= Problem to solve =
What lines of the data hold the string "nick"? Copy them all.

= Information supplied =
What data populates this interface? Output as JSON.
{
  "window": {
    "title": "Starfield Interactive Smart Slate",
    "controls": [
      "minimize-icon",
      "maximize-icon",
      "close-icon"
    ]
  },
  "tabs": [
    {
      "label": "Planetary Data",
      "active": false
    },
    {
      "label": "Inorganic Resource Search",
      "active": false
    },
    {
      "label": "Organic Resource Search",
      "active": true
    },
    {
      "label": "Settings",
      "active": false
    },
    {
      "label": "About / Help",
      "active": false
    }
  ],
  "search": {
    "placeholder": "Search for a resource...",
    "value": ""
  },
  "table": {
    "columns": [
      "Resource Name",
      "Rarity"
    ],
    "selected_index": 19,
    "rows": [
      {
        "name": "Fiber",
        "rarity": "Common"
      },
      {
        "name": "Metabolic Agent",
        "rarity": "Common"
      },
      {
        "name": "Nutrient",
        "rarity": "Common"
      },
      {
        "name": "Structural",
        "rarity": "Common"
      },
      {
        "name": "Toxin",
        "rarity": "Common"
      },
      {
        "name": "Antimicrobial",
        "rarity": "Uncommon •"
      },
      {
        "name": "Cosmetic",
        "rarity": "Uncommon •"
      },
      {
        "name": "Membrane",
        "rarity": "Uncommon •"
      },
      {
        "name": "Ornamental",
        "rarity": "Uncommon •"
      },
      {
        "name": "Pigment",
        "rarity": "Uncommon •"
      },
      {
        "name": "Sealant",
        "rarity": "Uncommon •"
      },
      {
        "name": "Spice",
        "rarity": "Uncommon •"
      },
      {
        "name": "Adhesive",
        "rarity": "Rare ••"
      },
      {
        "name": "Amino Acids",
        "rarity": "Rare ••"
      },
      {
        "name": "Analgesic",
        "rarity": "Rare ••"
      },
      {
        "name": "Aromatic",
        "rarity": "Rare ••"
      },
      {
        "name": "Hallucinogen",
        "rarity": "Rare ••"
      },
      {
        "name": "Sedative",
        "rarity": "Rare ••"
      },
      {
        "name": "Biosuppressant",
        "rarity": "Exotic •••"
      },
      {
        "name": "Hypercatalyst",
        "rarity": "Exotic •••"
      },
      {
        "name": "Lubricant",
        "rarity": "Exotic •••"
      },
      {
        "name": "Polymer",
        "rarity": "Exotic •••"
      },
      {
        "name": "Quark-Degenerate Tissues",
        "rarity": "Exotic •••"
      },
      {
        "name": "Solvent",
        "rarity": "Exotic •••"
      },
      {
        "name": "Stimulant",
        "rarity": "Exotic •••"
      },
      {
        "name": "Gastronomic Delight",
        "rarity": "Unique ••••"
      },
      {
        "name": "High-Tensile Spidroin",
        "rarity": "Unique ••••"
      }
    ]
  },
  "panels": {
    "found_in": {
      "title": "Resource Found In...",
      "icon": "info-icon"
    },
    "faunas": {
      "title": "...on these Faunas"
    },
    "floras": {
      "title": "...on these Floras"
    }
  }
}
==
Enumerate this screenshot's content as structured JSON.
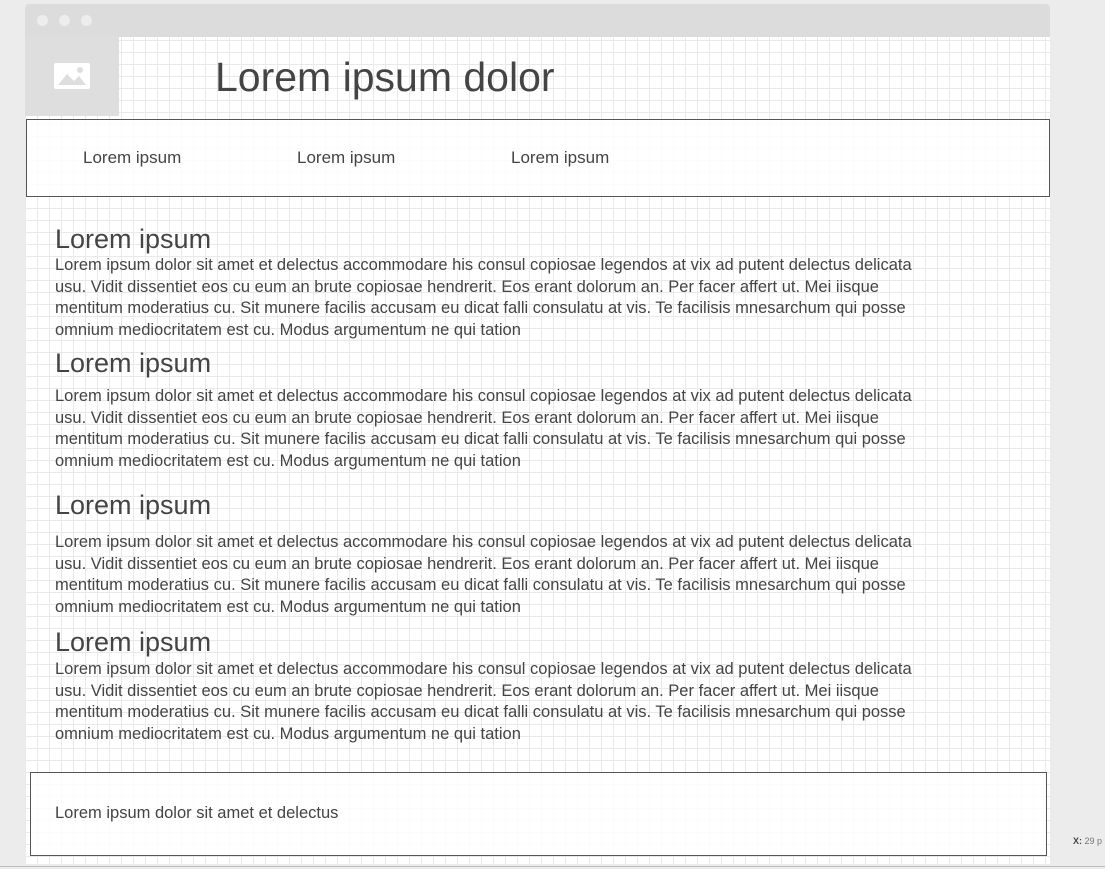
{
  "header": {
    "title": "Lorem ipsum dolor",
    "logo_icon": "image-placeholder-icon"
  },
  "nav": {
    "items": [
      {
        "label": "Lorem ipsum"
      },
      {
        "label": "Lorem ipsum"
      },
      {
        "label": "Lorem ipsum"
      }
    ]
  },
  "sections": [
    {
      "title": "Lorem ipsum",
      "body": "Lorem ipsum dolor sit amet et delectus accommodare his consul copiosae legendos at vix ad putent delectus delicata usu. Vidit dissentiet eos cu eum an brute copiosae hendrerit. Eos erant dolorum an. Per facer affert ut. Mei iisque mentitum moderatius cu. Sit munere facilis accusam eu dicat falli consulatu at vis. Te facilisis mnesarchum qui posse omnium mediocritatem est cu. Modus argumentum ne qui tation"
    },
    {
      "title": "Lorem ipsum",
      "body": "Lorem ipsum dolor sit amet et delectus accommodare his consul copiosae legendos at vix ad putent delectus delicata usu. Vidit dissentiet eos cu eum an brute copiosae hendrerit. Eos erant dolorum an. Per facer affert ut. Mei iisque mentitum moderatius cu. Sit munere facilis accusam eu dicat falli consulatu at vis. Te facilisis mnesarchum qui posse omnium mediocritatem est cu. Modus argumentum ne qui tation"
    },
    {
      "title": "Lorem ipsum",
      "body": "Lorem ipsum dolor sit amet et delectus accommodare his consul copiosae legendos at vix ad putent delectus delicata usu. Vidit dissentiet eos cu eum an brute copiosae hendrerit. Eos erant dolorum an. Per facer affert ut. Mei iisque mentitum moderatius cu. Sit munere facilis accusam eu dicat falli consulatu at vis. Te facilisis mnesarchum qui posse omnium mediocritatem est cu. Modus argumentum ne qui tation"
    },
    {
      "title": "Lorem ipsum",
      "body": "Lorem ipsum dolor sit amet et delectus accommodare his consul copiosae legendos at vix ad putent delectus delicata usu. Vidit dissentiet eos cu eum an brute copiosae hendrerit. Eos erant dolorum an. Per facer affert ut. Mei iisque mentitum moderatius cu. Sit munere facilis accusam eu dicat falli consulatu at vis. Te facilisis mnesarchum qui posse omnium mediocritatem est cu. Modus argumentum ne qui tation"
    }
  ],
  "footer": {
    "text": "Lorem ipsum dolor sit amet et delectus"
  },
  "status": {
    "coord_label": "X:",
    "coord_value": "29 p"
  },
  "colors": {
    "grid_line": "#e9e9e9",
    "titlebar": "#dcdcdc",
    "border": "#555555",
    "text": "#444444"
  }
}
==
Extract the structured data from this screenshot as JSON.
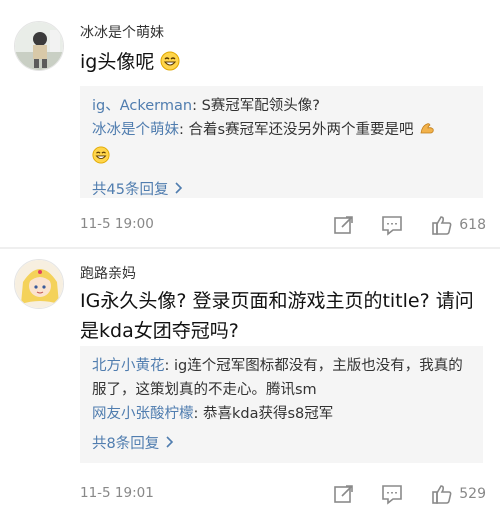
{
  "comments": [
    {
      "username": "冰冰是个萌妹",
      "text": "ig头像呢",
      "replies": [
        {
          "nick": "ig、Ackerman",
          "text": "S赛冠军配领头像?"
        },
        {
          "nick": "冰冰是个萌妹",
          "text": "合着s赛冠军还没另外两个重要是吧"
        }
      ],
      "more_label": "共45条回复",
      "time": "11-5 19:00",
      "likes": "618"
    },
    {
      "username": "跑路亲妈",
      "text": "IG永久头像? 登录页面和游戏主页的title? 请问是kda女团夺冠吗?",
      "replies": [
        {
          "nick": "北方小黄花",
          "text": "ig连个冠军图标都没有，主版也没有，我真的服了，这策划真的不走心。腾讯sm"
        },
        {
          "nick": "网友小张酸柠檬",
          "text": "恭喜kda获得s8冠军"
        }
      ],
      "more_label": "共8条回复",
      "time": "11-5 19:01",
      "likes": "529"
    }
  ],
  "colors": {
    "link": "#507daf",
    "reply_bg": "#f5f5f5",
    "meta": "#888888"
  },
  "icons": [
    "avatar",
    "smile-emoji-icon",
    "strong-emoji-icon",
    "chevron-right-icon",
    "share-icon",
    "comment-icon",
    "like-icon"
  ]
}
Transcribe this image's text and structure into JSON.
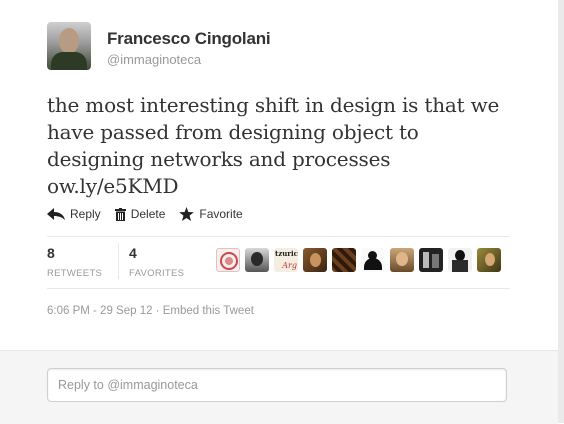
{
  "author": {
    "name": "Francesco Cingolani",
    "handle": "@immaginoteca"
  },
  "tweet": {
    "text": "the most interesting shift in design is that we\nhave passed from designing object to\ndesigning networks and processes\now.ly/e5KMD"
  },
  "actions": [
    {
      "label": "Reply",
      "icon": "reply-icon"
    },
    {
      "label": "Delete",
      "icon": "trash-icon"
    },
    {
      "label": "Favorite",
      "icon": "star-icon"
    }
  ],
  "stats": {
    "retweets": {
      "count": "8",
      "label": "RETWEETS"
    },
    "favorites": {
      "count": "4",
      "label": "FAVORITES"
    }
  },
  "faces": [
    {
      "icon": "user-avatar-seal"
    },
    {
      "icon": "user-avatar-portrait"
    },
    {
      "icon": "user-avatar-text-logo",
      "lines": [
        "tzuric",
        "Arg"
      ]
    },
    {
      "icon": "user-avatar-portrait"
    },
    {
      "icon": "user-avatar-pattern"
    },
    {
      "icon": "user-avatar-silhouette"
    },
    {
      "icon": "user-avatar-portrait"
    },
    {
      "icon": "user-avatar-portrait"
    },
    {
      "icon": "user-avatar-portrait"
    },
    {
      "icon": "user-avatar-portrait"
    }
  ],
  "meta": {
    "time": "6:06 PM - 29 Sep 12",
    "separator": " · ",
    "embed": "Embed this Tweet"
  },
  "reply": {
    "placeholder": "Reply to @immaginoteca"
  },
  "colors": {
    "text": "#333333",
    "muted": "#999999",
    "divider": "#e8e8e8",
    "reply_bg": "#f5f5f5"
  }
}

= Worked solution =
          "nick": "ig、Ackerman",
          "nick": "冰冰是个萌妹",
          "nick": "北方小黄花",
          "nick": "网友小张酸柠檬",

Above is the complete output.